Use this URL to cite or link to this record in EThOS: http://ethos.bl.uk/OrderDetails.do?uin=uk.bl.ethos.706725
Title: Strategies for dengue early warning, surveillance and control
Author: Bowman, Leigh
ISNI:       0000 0004 6058 6322
Awarding Body: University of Liverpool
Current Institution: University of Liverpool
Date of Award: 2016
Availability of Full Text:
Access through EThOS:
Access through Institution:
Abstract:

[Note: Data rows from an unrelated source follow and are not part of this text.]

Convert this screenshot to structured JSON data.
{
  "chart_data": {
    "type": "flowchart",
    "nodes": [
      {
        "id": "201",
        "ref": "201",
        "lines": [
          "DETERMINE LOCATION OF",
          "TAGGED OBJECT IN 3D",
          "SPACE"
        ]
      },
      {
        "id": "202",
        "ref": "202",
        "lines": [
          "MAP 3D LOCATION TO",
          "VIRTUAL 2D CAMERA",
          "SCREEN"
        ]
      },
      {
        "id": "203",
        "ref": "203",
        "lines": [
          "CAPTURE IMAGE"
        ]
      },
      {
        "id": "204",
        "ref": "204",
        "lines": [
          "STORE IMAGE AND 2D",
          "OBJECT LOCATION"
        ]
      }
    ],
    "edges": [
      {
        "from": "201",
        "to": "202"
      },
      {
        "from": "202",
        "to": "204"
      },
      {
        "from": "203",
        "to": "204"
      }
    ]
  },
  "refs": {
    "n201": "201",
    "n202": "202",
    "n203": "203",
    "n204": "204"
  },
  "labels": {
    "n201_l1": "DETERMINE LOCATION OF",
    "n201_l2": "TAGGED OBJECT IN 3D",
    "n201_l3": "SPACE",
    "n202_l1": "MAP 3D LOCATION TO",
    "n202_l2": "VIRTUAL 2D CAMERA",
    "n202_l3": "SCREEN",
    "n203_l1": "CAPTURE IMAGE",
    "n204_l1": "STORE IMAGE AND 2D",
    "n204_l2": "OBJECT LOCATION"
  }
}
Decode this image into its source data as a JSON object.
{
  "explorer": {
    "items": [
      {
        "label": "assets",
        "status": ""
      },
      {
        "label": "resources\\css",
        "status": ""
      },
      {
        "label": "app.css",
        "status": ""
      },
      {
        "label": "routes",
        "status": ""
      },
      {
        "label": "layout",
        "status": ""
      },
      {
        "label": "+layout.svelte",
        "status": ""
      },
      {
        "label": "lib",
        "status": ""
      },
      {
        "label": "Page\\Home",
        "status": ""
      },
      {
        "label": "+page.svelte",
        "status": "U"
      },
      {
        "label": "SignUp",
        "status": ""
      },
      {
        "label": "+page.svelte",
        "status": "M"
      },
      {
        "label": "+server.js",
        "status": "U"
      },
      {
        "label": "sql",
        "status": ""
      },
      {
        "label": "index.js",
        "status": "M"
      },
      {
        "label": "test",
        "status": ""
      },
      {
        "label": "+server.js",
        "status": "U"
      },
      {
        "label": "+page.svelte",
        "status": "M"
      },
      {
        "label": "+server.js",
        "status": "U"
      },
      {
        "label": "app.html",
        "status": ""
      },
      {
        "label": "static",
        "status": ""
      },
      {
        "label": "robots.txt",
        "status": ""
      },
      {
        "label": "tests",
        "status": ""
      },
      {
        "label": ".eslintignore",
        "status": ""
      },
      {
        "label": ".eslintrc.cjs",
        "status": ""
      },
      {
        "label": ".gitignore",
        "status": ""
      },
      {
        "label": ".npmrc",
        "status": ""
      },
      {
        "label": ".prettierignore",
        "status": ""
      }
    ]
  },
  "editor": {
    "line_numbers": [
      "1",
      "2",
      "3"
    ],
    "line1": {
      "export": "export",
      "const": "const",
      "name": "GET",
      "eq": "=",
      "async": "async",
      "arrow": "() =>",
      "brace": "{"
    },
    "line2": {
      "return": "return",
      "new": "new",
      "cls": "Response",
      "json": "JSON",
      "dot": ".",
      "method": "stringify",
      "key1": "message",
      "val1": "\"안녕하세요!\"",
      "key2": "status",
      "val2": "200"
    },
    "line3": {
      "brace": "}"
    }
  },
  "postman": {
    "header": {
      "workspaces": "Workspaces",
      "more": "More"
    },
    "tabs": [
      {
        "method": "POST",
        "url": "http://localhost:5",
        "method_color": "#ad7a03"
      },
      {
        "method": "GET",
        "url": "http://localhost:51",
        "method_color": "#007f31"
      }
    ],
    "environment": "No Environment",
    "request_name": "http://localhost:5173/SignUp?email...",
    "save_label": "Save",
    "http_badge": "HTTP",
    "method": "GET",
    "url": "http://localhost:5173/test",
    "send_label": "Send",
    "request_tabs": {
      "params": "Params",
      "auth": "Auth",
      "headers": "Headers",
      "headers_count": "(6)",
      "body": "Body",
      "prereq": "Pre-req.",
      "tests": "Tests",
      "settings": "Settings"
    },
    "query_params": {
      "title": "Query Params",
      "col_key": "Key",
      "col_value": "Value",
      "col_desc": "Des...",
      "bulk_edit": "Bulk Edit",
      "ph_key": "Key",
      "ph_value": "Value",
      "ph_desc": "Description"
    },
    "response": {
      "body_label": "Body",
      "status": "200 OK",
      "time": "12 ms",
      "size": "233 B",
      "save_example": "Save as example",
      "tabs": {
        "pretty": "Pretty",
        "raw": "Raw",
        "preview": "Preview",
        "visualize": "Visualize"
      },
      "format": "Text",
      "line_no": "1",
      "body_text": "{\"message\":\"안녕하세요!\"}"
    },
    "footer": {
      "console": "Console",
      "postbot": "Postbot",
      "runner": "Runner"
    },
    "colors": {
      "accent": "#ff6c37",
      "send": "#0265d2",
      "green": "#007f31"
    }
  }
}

Dengue is a neglected tropical disease of global importance today. Transmitted by the mosquito vectors Aedes aegypti and Aedes albopictus, dengue afflicts both urban and rural human populations in a cycle of endemic and epidemic transmission. As the global dengue burden continues to grow, there is an urgent need for timely and effective vector control, the only means to prevent transmission of dengue. This thesis addressed these contemporary dengue challenges by investigating three key elements of dengue outbreak alert and response. At present, entomological surveillance protocols are used to quantify vector abundance as a measure of dengue transmission risk, and although routinely undertaken in numerous endemic areas, there has been no evidence-based consideration of their reliability or accuracy. Similarly, vector control tools and approaches are numerous and widely used, especially during outbreaks, despite insufficient evidence of effectiveness and impact on dengue transmission. Finally, effective early warning systems could provide sufficient time to mobilise resources for a timely response to possibly mitigate the impact of dengue outbreaks. A systematic review of the literature explored the evidence for the value of entomological indices and dengue transmission. Of 13 studies investigating associations between vector indices (mainly the Stegomyia indices) and dengue cases, 4 reported positive correlations, 4 found no correlation and 5 reported ambiguous or inconclusive associations. Single values of the Breteau Index (BI), widely used as dengue transmission thresholds, were shown to be unreliable. Hence, there is little evidence that vector indices correlate with dengue transmission, although some methods, such as adult mosquito indices, merit further research. The effectiveness of vector control tools was examined in a systematic review and meta-analysis. Of 41 studies eligible for inclusion, 19 provided sufficient data for meta-analyses. Though evidence was weak, reduced odds of dengue incidence were observed for house screening from 3 trials (Pooled OR: 0.22 (95% CI 0.05, 0.93)). 3 community-based combination interventions significantly impacted mosquito indices: BI Rate Ratio (RR) 0.48 (95% CI 0.26, 0.89); BI RR0.65 (95% CI 0.52, 0.81); BI Mean difference (MD) -4.66 (-5.89, -3.43). Remarkably, impact on dengue cases by fogging, a method widely used during outbreaks, had never been evaluated in randomised trials; only one study demonstrated effectiveness against the vector. Effectiveness of vector control methods were also analysed in a 1-year randomised controlled trial, in particular, indoor/outdoor fogging, indoor residual spraying and handheld spray-cans. Finally, a retrospective study of data from 5 countries in Asia and Latin America was conducted to prospect for alarm signals that potentially could warn of impending dengue outbreaks. The Shewhart method and Endemic Channel identified probable dengue cases and mean temperature as predictors of outbreaks, with sensitivities and positive predictive values of 95% and 48% in Dominican Republic, 86% and 44% in Mexico, indicating that these predictors could be beneficial if utilised in early warning systems. This thesis has highlighted fundamental knowledge gaps in dengue transmission dynamics and vector control that are crucial for effective outbreak warning and response systems. These must be addressed before existing or novel vector control tools can be optimised, with or without an efficacious vaccine, to reduce endemic and epidemic dengue.
Supervisor: Not available Sponsor: Not available
Qualification Name: Thesis (Ph.D.) Qualification Level: Doctoral
EThOS ID: uk.bl.ethos.706725  DOI: Not available
Share: